The racists respond to this by attacking "political correctness". The racists claim "liberal elites" are trying to stop them from "telling it like it is".

They have a point — whatever rhetoric is used by the authorities, Australia fundamentally remains a white person's country.

Can this problem of deep-seated racism be fixed within the context of "Australian nationalism"?

Attempts to give Australian nationalism a non-racist content tend to end with empty phrases, such as the oft-repeated insistence that Australia is "the greatest country on Earth".

Why? Channel 10's 7pm Project panellist Carrie Bickmore said on January 25 it's because we have the world's best beaches.

Whether or not this is true (has she been to the Caribbean?), it is irrelevant. All continents on Earth have amazing natural wonders.

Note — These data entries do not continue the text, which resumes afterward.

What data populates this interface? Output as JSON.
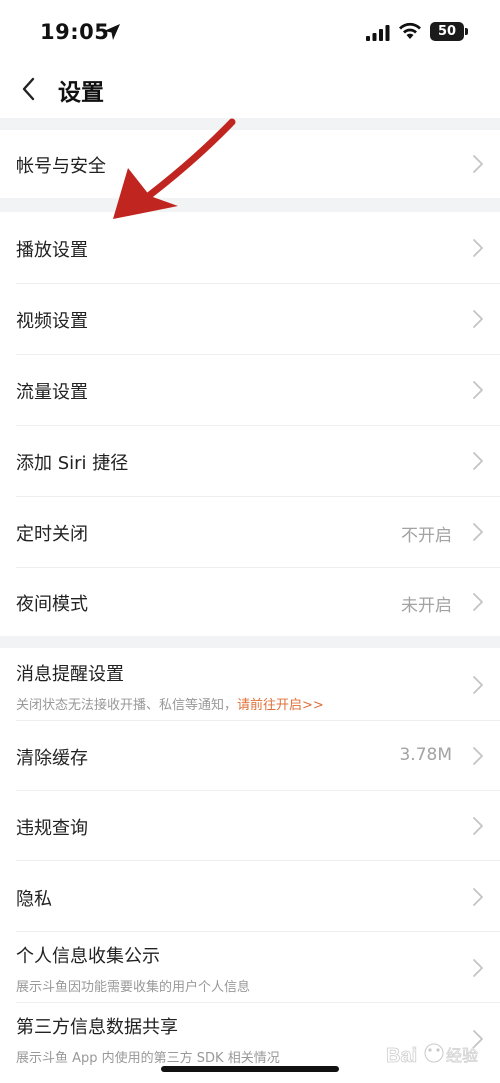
{
  "status_bar": {
    "time": "19:05",
    "battery": "50"
  },
  "nav": {
    "title": "设置"
  },
  "items": [
    {
      "label": "帐号与安全"
    },
    {
      "label": "播放设置"
    },
    {
      "label": "视频设置"
    },
    {
      "label": "流量设置"
    },
    {
      "label": "添加 Siri 捷径"
    },
    {
      "label": "定时关闭",
      "value": "不开启"
    },
    {
      "label": "夜间模式",
      "value": "未开启"
    },
    {
      "label": "消息提醒设置",
      "subtitle": "关闭状态无法接收开播、私信等通知，",
      "subtitle_link": "请前往开启>>"
    },
    {
      "label": "清除缓存",
      "value": "3.78M"
    },
    {
      "label": "违规查询"
    },
    {
      "label": "隐私"
    },
    {
      "label": "个人信息收集公示",
      "subtitle": "展示斗鱼因功能需要收集的用户个人信息"
    },
    {
      "label": "第三方信息数据共享",
      "subtitle": "展示斗鱼 App 内使用的第三方 SDK 相关情况"
    }
  ],
  "watermark": "Bai 经验",
  "colors": {
    "background_gap": "#f2f3f5",
    "link": "#e0703a",
    "arrow": "#c0251f"
  }
}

By any conceivable measure, Australia is not the world's best nation: it doesn't have the highest living standards, the least inequality, the lowest infant mortality rate, the longest life expectancy or the happiest people (a July 2009 study by the New Economics Foundation found the happiest were in Costa Rica, which incidentally has abolished its army).

And certainly it isn't very great for the original inhabitants of the land, who face terrible poverty, dispossession and are jailed at a rate greater than Blacks under apartheid in South Africa.

The biggest problem is the idea that "we are all Aussies" doesn't match reality. Is it possible to create a common national identity across a society riven by class, race and other deep divisions?

A member of the super-rich, a public servant and someone from the growing underclass may all be citizens of the same country, but they live on different planets.

Attempts to create a specific "nationalism" to unite sections of a divided society inevitably end up basing themselves on one segment. It isn't surprising that this plays into the hands of the racists — especially as it suits the powerful, who are always looking for an excuse to "divide and rule".

Australian society has always contained different trends. The history of genocide against Aboriginals and racist policies towards non-whites is one.

But there is also a proud tradition of ordinary people standing up to injustice, including racism. This includes winning rights for workers, taking on sexism and homophobia, opposing Australian military involvement overseas, winning land rights for Aboriginal people, and saving the Franklin Dam from being built.

This is a proud tradition, but not exclusively "Australian". It is part of the same battles against injustice, of the powerless against the powerful, that are being fought in various ways in every country on Earth.

To try and give this proud tradition a "nationalist" content ignores history.

One proud example of struggle in Australia was the 1854 Eureka Stockade by miners fighting unjust licensing fees. But it involved miners from all over the world, who chose the Eureka flag as a consciously internationalist symbol to unite them all — a point Neo-Nazis who adopt that flag as their symbol fail to comprehend.

The global nature of such struggles against oppression is even clearer today. Capital recognises no boundaries. Australian corporations, like BHP, exploit labour and resources the world over.

Australian workers, Aboriginal people and environmentalists fighting Australian mining companies have more in common with those in places like Chile, Papua New Guinea or Ecuador who are doing the same than with BHP's major shareholders

Appeals to a narrow nationalism clash against the urgent threat of a potential global environmental catastrophe. Humanity is going to confront this collectively or not at all.

Confronting racism requires mobilising the real anti-racist sentiments in Australia — and these sentiments are inherently internationalist in spirit. Attempts to create a more inclusive nationalism merely try to reconcile the irreconcilable.

Changing the flag, and changing the date for Australia Day, are necessary steps. But it isn't possible to tackle racism simply by changing symbols. As long as racist polices continue, racist ideas will find a hearing as an explanation and justification.

Defeating racism requires changing the system based on racist practices. And changing that system is a global struggle.